§ WHAT THIS TASK INVOLVES: Among the entries below, find the lines with the word "portal" and copy them.

§ EXTRACTED INFORMATION:
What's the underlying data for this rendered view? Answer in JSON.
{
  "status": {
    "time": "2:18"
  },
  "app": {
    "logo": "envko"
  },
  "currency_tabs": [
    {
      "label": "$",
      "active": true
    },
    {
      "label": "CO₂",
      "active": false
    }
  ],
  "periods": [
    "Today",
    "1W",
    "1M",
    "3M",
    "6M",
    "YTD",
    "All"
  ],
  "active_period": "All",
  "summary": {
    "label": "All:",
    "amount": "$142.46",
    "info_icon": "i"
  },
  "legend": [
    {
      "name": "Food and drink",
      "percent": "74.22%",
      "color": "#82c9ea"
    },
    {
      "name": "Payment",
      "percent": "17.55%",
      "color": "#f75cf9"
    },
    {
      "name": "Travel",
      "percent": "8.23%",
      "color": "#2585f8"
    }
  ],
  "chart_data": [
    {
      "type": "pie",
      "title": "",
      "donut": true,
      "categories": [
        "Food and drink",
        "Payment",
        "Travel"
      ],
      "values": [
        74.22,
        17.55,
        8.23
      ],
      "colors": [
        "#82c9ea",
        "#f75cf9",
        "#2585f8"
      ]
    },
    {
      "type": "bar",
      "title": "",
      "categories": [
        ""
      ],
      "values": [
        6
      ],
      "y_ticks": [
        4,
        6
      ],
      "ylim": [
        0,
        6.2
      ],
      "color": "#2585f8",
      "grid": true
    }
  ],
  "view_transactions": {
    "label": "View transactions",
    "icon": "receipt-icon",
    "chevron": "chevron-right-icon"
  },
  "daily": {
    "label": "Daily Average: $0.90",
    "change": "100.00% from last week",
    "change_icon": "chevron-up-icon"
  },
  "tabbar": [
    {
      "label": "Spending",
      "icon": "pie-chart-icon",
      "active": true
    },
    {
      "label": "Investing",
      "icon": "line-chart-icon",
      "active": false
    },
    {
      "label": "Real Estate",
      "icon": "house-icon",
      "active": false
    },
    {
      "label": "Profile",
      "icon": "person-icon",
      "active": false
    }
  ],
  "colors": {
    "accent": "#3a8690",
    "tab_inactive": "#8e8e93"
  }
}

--

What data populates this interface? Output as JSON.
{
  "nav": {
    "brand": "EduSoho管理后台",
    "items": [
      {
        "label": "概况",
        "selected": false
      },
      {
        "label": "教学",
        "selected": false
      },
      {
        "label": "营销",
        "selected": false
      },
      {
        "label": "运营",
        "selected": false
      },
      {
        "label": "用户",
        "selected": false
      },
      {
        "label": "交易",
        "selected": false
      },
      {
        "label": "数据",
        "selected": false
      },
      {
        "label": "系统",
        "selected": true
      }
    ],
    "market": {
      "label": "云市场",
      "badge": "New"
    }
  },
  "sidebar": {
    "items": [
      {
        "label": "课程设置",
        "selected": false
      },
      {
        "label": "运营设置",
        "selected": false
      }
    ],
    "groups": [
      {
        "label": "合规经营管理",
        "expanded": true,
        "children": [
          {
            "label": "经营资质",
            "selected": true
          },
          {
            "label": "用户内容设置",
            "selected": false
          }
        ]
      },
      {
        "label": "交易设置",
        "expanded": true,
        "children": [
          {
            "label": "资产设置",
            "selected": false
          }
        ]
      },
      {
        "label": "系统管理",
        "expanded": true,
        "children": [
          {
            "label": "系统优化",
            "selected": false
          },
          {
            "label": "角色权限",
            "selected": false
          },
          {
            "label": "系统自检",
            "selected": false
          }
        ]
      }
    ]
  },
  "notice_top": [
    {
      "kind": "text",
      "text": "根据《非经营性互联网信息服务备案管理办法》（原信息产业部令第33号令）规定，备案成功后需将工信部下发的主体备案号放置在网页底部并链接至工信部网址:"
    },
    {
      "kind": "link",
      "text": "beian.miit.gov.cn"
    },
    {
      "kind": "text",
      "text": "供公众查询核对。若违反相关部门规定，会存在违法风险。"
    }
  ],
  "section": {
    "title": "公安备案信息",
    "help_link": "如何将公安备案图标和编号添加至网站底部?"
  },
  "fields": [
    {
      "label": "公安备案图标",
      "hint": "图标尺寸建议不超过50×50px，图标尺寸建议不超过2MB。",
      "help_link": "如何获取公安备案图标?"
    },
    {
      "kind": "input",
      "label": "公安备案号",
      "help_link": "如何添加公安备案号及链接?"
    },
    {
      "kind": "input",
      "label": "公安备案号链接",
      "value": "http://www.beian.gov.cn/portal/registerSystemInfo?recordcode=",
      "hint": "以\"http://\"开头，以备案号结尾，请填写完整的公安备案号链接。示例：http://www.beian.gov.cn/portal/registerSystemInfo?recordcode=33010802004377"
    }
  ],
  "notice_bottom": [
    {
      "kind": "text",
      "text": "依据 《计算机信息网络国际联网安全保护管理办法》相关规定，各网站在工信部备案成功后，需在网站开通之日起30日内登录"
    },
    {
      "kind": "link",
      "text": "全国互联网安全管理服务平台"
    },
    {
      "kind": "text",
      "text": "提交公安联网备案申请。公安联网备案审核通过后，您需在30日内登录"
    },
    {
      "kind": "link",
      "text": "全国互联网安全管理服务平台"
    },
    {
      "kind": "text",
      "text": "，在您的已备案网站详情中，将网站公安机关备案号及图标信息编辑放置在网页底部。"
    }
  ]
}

§ SOLVED EXERCISE:
      "value": "http://www.beian.gov.cn/portal/registerSystemInfo?recordcode=",
      "hint": "以\"http://\"开头，以备案号结尾，请填写完整的公安备案号链接。示例：http://www.beian.gov.cn/portal/registerSystemInfo?recordcode=33010802004377"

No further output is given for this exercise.